“I speak to maps. And sometimes they something back to me. Before maps, the world was limitless, but maps made places on the edges of the imagination seem graspable and placable.”
- Abdulrazak Gurnah, By The Sea
But so much of cartography is socially-constructed, not just cold geography. Who made the map, where were they from, what do they believe, who have they conquered, how do they see themselves in relation to the rest of the world? These are the real questions about any map that you won’t find clarified in its legend. Pondering the absolutism of a map leads us to question everything else in our lives, even gravity and the laws of physics, but never grants us comfort in our own infinitesimal mortality – if anything we're gently reminded of the Reaper at the door every time we unfold a map.
“Two important characteristics of maps should be noticed. A map is not the territory it represents, but, if correct, it has a similar structure to the territory, which accounts for its usefulness.”
- Alfred Korzybski
Therefore maps are, at their essence, nothing more than snow globes - they depict a scene of the world frozen in time but when turned upside down, prodded a bit, and shaken vigorously a dynamic story emerges, the story of humankind.
I want to share with you 20 maps that helped me view our big, beautiful, infinitely fascinating earth from a new vantage point. I hope they make you think about the world differently, as they have for me.
1. Lets start with a 100% accurate map of the world that you probably have never seen. The Northern Hemisphere is always “up” on the map. The practice stems from European map makers who used the North Star as a point of reference on their maps.
That is completely arbitrary – “up” and “down” do not exist on a perfect sphere rotating and floating through directionless space.
2. On most maps we see North America and Western Europe centered or featured when viewed left-to-right, because we read text, see pictures, and view maps left-to-right, top-to-bottom in the West. But when we look at this ancient Japanese-drawn map, Asia is almost perfectly centered.
3. Before the expansion of European colonialism, East was often “up” or featured on maps, hence the word “orientation,” (which comes from the Orient.)
4. Even the shape of the world changes how we see things - a map when the world was thought to be flat.
5. Map of countries conjoined to show their true relational size, as if a modern-day Pangea existed.
6. To put Africa’s size in perspective, we could fit the land masses of the United States, all of Eastern Europe, Italy, France, Spain, Germany, the United Kingdom, India, Japan, and inside of it.

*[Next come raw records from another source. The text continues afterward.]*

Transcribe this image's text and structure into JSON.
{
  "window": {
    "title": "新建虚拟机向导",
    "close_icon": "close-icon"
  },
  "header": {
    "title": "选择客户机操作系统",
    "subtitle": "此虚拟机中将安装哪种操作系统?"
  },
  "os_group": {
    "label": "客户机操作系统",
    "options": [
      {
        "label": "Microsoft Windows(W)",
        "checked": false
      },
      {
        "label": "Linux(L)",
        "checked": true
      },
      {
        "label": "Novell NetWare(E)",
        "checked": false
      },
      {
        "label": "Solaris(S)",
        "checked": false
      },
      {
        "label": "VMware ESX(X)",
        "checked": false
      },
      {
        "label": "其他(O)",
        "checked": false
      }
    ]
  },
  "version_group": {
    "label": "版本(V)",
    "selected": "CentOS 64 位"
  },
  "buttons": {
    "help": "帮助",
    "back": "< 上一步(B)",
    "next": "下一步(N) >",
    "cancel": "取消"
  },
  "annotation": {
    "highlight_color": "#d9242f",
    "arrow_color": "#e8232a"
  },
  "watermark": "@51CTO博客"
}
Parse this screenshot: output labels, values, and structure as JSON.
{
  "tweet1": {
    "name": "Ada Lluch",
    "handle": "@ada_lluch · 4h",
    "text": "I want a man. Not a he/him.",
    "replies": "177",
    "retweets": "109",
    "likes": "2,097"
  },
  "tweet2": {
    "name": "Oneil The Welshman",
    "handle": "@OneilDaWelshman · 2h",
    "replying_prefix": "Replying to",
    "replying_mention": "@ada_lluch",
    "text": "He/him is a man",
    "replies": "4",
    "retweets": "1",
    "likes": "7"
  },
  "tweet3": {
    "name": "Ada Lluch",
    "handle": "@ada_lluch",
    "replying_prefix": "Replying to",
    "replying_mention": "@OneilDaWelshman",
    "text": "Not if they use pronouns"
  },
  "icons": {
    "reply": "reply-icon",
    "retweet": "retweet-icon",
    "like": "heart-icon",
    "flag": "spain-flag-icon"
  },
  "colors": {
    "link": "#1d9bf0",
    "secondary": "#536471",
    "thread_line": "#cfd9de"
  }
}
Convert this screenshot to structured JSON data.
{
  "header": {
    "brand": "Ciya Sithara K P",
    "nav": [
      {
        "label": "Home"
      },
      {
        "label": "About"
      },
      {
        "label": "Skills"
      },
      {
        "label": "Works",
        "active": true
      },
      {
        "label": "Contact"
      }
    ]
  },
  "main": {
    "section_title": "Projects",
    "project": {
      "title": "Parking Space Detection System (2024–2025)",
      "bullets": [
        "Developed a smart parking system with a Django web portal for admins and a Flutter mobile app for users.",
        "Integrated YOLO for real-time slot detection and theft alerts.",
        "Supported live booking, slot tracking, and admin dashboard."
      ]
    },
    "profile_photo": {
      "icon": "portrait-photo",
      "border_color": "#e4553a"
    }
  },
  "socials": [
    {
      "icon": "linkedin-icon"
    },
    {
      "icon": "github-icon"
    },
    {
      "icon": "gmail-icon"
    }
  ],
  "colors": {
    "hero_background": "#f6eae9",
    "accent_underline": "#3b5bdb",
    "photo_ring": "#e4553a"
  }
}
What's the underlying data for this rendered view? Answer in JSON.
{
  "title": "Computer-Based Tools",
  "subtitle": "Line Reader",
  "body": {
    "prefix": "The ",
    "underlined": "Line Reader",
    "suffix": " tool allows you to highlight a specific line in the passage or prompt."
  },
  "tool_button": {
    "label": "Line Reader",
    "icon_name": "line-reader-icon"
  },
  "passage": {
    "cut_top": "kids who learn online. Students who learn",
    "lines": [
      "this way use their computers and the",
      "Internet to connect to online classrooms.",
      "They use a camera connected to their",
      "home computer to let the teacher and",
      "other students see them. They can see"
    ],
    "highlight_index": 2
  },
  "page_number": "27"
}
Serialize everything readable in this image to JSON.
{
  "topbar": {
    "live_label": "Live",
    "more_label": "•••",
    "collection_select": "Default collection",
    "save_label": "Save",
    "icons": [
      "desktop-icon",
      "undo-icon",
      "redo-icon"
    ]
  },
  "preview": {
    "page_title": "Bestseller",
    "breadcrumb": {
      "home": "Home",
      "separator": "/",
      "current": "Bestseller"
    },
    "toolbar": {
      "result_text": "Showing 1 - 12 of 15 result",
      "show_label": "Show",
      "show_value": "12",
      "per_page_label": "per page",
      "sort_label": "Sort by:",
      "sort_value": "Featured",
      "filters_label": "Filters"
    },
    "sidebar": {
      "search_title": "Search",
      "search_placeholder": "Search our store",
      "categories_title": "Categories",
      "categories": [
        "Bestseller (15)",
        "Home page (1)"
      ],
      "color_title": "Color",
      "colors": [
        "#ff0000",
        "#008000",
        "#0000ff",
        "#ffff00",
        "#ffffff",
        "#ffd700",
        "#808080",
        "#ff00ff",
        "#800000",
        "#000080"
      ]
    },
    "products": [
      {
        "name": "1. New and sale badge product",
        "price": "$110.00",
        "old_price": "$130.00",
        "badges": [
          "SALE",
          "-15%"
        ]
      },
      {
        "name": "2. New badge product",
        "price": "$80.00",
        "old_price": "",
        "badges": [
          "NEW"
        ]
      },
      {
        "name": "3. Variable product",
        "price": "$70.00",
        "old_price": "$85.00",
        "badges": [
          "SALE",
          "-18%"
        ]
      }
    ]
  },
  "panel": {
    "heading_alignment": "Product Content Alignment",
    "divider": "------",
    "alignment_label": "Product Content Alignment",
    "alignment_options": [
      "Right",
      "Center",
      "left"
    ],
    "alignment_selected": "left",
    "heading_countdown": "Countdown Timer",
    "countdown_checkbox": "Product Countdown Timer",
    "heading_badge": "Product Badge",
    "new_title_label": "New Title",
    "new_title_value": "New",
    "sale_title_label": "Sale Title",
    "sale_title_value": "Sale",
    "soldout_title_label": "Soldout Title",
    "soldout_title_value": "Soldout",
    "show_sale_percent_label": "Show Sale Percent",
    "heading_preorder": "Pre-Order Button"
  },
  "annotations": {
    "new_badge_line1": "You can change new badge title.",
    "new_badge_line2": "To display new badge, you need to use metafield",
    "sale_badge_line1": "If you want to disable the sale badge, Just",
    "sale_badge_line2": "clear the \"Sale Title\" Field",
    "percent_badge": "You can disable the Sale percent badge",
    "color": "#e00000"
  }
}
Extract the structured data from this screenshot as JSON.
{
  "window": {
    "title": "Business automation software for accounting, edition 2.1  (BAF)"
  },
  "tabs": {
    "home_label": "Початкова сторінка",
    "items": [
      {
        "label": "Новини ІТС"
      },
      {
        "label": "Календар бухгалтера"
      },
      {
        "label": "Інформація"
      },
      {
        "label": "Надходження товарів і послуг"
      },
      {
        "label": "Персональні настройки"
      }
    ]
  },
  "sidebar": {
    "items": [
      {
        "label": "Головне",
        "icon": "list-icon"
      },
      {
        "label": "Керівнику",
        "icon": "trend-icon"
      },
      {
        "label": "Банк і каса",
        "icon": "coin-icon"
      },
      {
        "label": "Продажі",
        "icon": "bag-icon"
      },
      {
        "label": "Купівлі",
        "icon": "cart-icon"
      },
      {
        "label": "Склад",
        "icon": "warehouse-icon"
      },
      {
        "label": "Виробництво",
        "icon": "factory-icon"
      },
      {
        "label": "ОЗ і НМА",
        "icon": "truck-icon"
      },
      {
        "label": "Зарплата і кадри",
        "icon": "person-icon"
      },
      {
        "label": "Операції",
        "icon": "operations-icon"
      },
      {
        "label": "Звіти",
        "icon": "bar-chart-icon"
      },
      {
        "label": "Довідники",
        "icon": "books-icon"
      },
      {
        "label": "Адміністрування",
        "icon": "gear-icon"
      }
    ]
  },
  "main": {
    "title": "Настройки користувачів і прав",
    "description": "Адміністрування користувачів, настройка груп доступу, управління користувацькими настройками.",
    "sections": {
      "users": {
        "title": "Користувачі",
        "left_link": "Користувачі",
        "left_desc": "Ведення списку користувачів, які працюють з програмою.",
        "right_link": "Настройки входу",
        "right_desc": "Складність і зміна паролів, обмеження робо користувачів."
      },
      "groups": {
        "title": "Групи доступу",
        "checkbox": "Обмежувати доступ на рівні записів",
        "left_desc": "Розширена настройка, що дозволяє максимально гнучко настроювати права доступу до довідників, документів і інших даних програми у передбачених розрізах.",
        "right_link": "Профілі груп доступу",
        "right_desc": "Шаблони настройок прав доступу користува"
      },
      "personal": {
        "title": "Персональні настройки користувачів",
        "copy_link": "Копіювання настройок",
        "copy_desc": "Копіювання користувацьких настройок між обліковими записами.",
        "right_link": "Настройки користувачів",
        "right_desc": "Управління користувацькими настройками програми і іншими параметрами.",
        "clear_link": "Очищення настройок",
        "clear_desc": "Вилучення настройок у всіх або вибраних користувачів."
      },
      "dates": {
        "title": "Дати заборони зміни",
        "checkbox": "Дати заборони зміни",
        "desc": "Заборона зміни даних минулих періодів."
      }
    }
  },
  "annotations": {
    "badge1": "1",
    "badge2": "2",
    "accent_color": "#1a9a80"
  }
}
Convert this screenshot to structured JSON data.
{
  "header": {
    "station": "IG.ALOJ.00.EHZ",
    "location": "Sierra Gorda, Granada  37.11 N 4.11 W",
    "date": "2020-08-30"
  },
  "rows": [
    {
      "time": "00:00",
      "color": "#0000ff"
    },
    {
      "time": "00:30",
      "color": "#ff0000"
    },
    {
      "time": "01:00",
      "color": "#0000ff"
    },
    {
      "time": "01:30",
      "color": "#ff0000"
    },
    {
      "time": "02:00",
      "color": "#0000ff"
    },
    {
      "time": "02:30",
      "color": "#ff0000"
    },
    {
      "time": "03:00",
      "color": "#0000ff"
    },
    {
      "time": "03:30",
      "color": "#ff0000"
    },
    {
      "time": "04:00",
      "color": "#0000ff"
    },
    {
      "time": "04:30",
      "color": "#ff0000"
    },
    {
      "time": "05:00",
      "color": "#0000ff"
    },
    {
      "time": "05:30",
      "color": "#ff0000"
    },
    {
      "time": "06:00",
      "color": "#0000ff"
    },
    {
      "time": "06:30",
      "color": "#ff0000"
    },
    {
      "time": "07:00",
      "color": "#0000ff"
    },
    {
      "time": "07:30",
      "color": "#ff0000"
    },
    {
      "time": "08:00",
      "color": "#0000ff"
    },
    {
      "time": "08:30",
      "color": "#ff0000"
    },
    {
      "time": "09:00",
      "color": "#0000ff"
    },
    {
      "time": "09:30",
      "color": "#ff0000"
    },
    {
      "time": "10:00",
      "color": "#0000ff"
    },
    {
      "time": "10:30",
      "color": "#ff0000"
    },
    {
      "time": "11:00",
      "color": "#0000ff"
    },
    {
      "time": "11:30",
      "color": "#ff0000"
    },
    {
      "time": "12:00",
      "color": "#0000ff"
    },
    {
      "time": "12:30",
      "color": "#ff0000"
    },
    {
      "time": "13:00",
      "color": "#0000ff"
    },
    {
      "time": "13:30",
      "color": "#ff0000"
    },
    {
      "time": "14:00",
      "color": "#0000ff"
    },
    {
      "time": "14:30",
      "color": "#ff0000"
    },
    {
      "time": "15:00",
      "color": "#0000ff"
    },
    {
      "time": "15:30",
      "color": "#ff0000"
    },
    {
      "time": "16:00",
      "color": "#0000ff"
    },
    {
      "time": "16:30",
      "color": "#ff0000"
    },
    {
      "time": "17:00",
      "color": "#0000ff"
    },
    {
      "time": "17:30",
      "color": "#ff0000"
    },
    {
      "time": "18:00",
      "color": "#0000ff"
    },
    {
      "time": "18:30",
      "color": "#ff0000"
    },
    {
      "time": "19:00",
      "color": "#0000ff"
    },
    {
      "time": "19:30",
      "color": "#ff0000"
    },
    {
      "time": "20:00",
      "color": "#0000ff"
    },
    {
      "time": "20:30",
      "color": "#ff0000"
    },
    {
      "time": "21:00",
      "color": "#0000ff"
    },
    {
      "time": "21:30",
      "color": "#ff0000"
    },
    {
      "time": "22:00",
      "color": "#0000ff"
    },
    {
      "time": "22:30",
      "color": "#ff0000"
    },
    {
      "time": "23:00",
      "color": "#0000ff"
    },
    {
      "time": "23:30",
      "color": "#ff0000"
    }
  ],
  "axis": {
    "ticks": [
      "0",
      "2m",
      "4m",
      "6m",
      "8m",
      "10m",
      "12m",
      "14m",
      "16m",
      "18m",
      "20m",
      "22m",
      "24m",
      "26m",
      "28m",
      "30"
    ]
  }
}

7. Perspective is everything - like we can see in this map of the world from the vantage point of the North Pole.
8. Longitude and latitude can be deceivingly hard to visualize on a map, as illustrated by this map of time zones in Antarctica.
9. He who conquers, writes the history. We can trace the reach of Colonialism with this map of all the countries Britain invaded at some point.
10. We can even track social issues via maps, like countries that offer paid maternity leave, framed in perspective to the rest of the world. Note that the United States is on par with Suriname, Liberia, Palau, and a few Pacific Island nations in it’s refusal to offer standard paid maternity leave.
11. Or a map of the world according to who makes under $2 a day, a barometer for desperate poverty.
13. If we want to investigate the power of corporate influence in the world, we only have to peek at this map of countries who have McDonalds. That corporation is, in fact, the largest private land owner in the world outside of the Vatican City.
14. Another way to graph our world is to resize nations according to certain factors, like this map that portrays size according to possession of nuclear weapons.
15. For instance, an issue that isn't even on most peoples radar is unexploded land mines. They're a HUGE problem in many war-torn countries, because obviously the mines don’t just disappear once the conflicts are over – they sit in the ground unexploded for many decades, often detonating on unsuspecting farmers and especially children.
16. Maps can shed a light on the dynamics of how we exist, like this map of the concentration of population in the world. There are more people living inside this circle – in India, Indonesia, southeast Asia, and China, etc., than are living in the whole rest of the world combined.
17. Maps can be redrawn with startling quickness, like this map of a changing Soviet Union and Eastern Europe during the fall of Communism, between 1989-1991.
18. Maps can also show us a clear ripple effect of our policies, like this map of the countries who have not signed the Kyoto Protocols, a 1997 United Nations agreement to lower the environmental impact of greenhouse gases.
19. And how the polar ice caps have shrunk more in the last 30 years than all of modern history previously due to global warming and climate change.
20. When we look at this photographic map of the Pacific Ocean from outer space, we realize that in the cycles of birth and death on this planet, in the span of time, and in the vastness of the cosmos we barely exist at all.
Ultimately, maps remind us that the there are as many ways to view the world, as many opinions on reality, as people beholden to it.